SUPPLIED MATERIAL -
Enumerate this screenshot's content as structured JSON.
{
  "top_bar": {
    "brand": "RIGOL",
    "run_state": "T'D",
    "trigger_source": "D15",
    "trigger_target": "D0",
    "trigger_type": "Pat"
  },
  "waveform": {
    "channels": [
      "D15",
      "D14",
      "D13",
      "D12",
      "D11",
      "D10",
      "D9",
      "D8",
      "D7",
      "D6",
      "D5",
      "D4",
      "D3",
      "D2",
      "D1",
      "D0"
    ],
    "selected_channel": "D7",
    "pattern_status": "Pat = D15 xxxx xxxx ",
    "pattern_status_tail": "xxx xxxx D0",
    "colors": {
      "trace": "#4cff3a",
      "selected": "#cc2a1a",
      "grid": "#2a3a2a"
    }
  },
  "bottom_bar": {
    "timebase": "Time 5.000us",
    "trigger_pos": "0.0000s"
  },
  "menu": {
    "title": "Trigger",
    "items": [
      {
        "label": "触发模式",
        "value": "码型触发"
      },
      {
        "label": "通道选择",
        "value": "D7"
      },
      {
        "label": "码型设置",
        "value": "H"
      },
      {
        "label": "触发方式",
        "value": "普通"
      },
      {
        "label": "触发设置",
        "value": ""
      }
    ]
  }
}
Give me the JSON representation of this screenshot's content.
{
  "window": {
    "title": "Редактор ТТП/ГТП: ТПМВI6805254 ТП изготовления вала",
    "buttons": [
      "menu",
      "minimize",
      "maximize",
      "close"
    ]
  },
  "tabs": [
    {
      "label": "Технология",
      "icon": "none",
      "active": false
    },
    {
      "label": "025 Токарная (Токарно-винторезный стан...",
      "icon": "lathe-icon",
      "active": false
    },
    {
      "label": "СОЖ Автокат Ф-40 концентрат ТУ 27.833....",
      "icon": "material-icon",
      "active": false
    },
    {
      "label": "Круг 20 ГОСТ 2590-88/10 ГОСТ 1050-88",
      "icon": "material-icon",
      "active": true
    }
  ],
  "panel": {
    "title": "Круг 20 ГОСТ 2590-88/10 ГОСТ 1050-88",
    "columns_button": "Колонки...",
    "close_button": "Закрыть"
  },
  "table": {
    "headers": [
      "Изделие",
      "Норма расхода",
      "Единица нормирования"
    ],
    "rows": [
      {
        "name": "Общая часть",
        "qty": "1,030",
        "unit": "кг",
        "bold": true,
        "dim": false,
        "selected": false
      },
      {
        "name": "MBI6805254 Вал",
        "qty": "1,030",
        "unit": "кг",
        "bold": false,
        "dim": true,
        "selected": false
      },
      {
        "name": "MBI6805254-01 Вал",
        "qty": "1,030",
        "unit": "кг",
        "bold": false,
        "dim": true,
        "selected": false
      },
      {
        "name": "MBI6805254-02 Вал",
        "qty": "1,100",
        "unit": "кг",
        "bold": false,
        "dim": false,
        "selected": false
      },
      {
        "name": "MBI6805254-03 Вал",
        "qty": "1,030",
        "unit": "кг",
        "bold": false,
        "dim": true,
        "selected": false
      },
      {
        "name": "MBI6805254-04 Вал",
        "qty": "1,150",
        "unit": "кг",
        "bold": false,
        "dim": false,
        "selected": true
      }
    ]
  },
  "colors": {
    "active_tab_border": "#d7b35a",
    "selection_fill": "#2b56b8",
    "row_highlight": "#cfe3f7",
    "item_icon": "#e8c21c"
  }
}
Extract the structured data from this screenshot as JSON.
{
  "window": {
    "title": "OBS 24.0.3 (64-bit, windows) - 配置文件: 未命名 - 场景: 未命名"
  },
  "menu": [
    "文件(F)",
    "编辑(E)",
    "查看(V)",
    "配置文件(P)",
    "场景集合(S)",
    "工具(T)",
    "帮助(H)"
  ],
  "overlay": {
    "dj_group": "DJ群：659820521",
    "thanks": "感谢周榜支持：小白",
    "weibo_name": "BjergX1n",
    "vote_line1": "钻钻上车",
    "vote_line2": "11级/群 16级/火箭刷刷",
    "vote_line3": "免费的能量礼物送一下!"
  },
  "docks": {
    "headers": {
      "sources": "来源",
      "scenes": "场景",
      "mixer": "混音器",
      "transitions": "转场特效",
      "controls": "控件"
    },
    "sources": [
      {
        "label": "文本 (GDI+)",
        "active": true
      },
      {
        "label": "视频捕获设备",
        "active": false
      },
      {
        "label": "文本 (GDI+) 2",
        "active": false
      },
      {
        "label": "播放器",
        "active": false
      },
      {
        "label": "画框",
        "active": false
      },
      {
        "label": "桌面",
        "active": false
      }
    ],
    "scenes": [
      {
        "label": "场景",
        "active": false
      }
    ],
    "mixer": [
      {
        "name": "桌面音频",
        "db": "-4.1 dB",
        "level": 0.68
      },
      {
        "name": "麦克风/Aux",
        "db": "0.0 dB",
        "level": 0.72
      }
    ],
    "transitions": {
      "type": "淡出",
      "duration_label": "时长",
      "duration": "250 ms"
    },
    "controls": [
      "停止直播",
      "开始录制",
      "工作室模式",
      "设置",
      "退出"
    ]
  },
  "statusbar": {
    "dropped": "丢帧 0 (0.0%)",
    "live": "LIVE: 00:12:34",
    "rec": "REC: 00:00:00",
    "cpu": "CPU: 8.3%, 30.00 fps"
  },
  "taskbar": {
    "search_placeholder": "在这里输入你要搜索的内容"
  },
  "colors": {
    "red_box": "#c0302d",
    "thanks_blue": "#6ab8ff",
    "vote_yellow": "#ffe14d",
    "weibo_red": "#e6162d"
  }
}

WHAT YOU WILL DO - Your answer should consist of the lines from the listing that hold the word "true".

ANSWER SPACE -
      "active": true
        "bold": true,
        "dim": true,
        "dim": true,
        "dim": true,
        "selected": true
        "active": true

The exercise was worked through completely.